From Friday afternoon, computer models forecast will show that it will appear in the Gulf and drift towards the Gulf Coast – from the Florida Panhandle to Louisiana.

Many of these models show it as a tropical disturbance or tropical storm. But some will show a hurricane in the Gulf starting Monday night.

La Niña has arrived.  It could mean the following for you:

If this system gains enough power to be a tropical storm, it will be given one of the next names on the list.

Paulette and Rene are currently over the central Atlantic and do not pose an imminent threat to the country. They are not expected to approach the US.

This means if the system forms over South Florida it would likely be either Sally or Teddy, depending on whether one of the other possible development areas in the Atlantic is named first. Three other areas are currently monitoring developments.
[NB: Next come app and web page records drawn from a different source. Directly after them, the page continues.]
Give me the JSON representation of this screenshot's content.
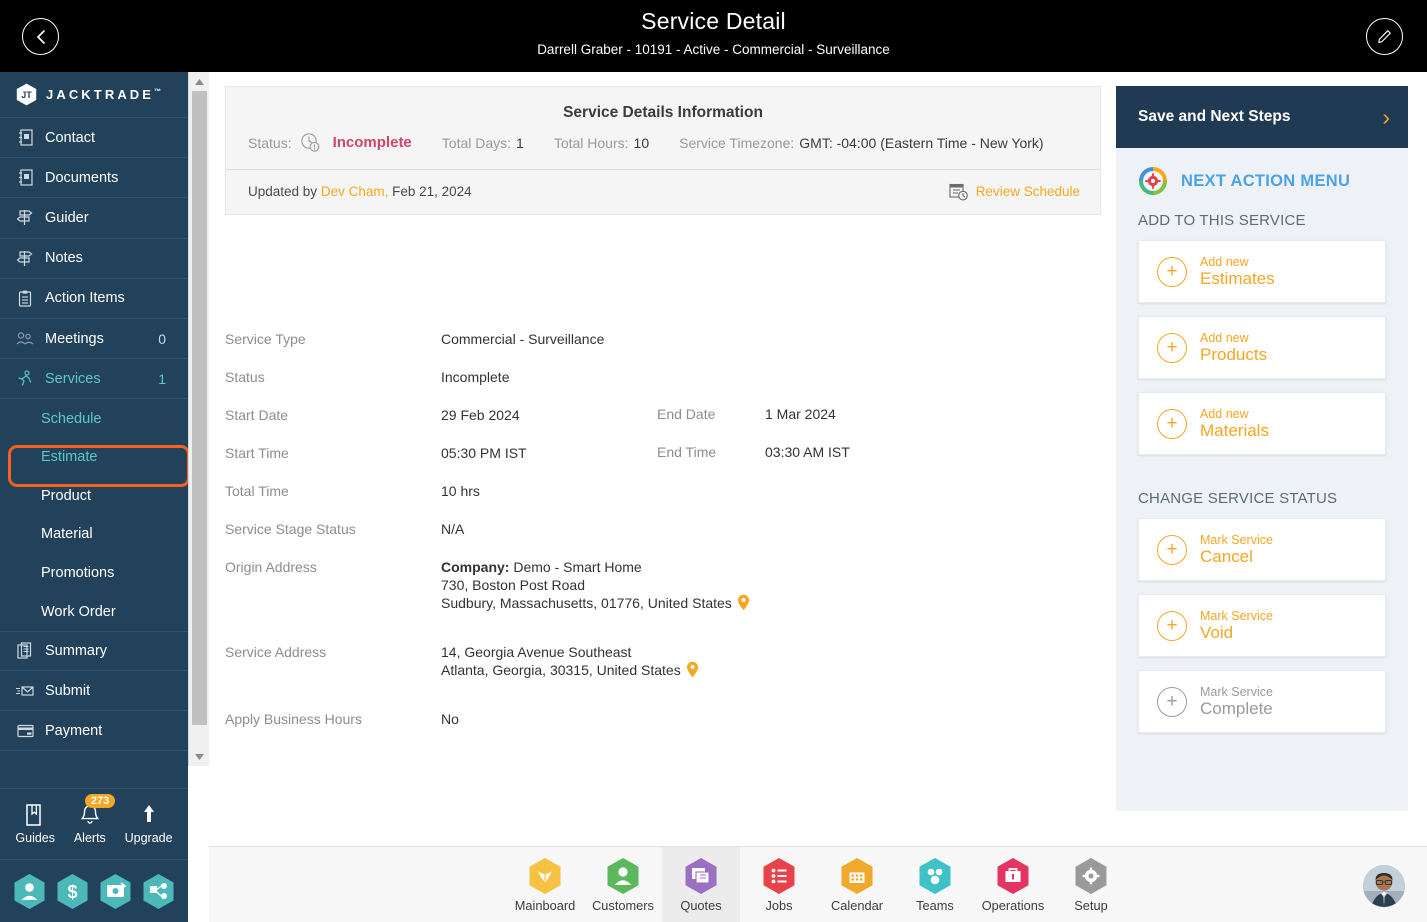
{
  "header": {
    "title": "Service Detail",
    "subtitle": "Darrell Graber - 10191 - Active - Commercial - Surveillance",
    "back_icon": "chevron-left-icon",
    "edit_icon": "pencil-icon"
  },
  "sidebar": {
    "brand": "JACKTRADE",
    "brand_tm": "™",
    "items": [
      {
        "label": "Contact",
        "icon": "contact-book-icon",
        "count": ""
      },
      {
        "label": "Documents",
        "icon": "documents-icon",
        "count": ""
      },
      {
        "label": "Guider",
        "icon": "guidepost-icon",
        "count": ""
      },
      {
        "label": "Notes",
        "icon": "guidepost-icon",
        "count": ""
      },
      {
        "label": "Action Items",
        "icon": "clipboard-icon",
        "count": ""
      },
      {
        "label": "Meetings",
        "icon": "meetings-icon",
        "count": "0"
      },
      {
        "label": "Services",
        "icon": "services-runner-icon",
        "count": "1"
      }
    ],
    "sub_items": [
      {
        "label": "Schedule",
        "state": "teal"
      },
      {
        "label": "Estimate",
        "state": "highlight"
      },
      {
        "label": "Product",
        "state": "normal"
      },
      {
        "label": "Material",
        "state": "normal"
      },
      {
        "label": "Promotions",
        "state": "normal"
      },
      {
        "label": "Work Order",
        "state": "normal"
      }
    ],
    "items_after": [
      {
        "label": "Summary",
        "icon": "summary-pages-icon",
        "count": ""
      },
      {
        "label": "Submit",
        "icon": "submit-envelope-icon",
        "count": ""
      },
      {
        "label": "Payment",
        "icon": "payment-card-icon",
        "count": ""
      }
    ],
    "bottom": [
      {
        "label": "Guides",
        "icon": "book-icon",
        "badge": ""
      },
      {
        "label": "Alerts",
        "icon": "bell-icon",
        "badge": "273"
      },
      {
        "label": "Upgrade",
        "icon": "up-arrow-icon",
        "badge": ""
      }
    ],
    "hex_buttons": [
      "user-hex-icon",
      "dollar-hex-icon",
      "money-transfer-hex-icon",
      "workflow-hex-icon"
    ],
    "highlight_color": "#f4621f"
  },
  "details_card": {
    "title": "Service Details Information",
    "status_label": "Status:",
    "status_icon": "clock-alert-icon",
    "status_value": "Incomplete",
    "total_days_label": "Total Days:",
    "total_days_value": "1",
    "total_hours_label": "Total Hours:",
    "total_hours_value": "10",
    "timezone_label": "Service Timezone:",
    "timezone_value": "GMT: -04:00 (Eastern Time - New York)",
    "updated_prefix": "Updated by",
    "updated_by": "Dev Cham,",
    "updated_date": "Feb 21, 2024",
    "review_schedule": "Review Schedule",
    "review_icon": "calendar-clock-icon"
  },
  "details": {
    "service_type_label": "Service Type",
    "service_type_value": "Commercial - Surveillance",
    "status_label": "Status",
    "status_value": "Incomplete",
    "start_date_label": "Start Date",
    "start_date_value": "29 Feb 2024",
    "end_date_label": "End Date",
    "end_date_value": "1 Mar 2024",
    "start_time_label": "Start Time",
    "start_time_value": "05:30 PM IST",
    "end_time_label": "End Time",
    "end_time_value": "03:30 AM IST",
    "total_time_label": "Total Time",
    "total_time_value": "10 hrs",
    "stage_status_label": "Service Stage Status",
    "stage_status_value": "N/A",
    "origin_address_label": "Origin Address",
    "origin_company_label": "Company:",
    "origin_company_value": "Demo - Smart Home",
    "origin_line2": "730, Boston Post Road",
    "origin_line3": "Sudbury, Massachusetts, 01776, United States",
    "service_address_label": "Service Address",
    "service_line1": "14, Georgia Avenue Southeast",
    "service_line2": "Atlanta, Georgia, 30315, United States",
    "business_hours_label": "Apply Business Hours",
    "business_hours_value": "No",
    "pin_icon": "map-pin-icon"
  },
  "right_panel": {
    "header_title": "Save and Next Steps",
    "header_chevron": "chevron-right-icon",
    "menu_icon": "refresh-gear-icon",
    "menu_title": "NEXT ACTION MENU",
    "section1_label": "ADD TO THIS SERVICE",
    "section1_items": [
      {
        "top": "Add new",
        "main": "Estimates",
        "muted": false
      },
      {
        "top": "Add new",
        "main": "Products",
        "muted": false
      },
      {
        "top": "Add new",
        "main": "Materials",
        "muted": false
      }
    ],
    "section2_label": "CHANGE SERVICE STATUS",
    "section2_items": [
      {
        "top": "Mark Service",
        "main": "Cancel",
        "muted": false
      },
      {
        "top": "Mark Service",
        "main": "Void",
        "muted": false
      },
      {
        "top": "Mark Service",
        "main": "Complete",
        "muted": true
      }
    ]
  },
  "bottom_nav": {
    "items": [
      {
        "label": "Mainboard",
        "icon": "mainboard-hex-icon",
        "color": "#f6c244",
        "selected": false
      },
      {
        "label": "Customers",
        "icon": "customers-hex-icon",
        "color": "#5cb85c",
        "selected": false
      },
      {
        "label": "Quotes",
        "icon": "quotes-hex-icon",
        "color": "#9b6fc4",
        "selected": true
      },
      {
        "label": "Jobs",
        "icon": "jobs-hex-icon",
        "color": "#e8434a",
        "selected": false
      },
      {
        "label": "Calendar",
        "icon": "calendar-hex-icon",
        "color": "#f2a92b",
        "selected": false
      },
      {
        "label": "Teams",
        "icon": "teams-hex-icon",
        "color": "#3ec1c9",
        "selected": false
      },
      {
        "label": "Operations",
        "icon": "operations-hex-icon",
        "color": "#e43562",
        "selected": false
      },
      {
        "label": "Setup",
        "icon": "setup-hex-icon",
        "color": "#9a9a9a",
        "selected": false
      }
    ],
    "avatar": "user-avatar"
  }
}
When either of these forms are present, they are the earliest 18th and possibly 19th or even earliest 20th named storms.

The earliest storms of the 18th, 19th and 20th Atlantic ever recorded are: Stan on October 2, 2005, Untitled storm on October 4, 2005, and Tammy on October 5, 2005, said Phil Klotzbach, a scientist from Colorado State University.

“Regardless of development, this system is expected to generate heavy local rainfall over parts of the Bahamas, South Florida and the Florida Keys in the next few days, and interests there and along the northern and eastern Gulf Coasts should do so.” monitor their progress, “said the NHC.




Source link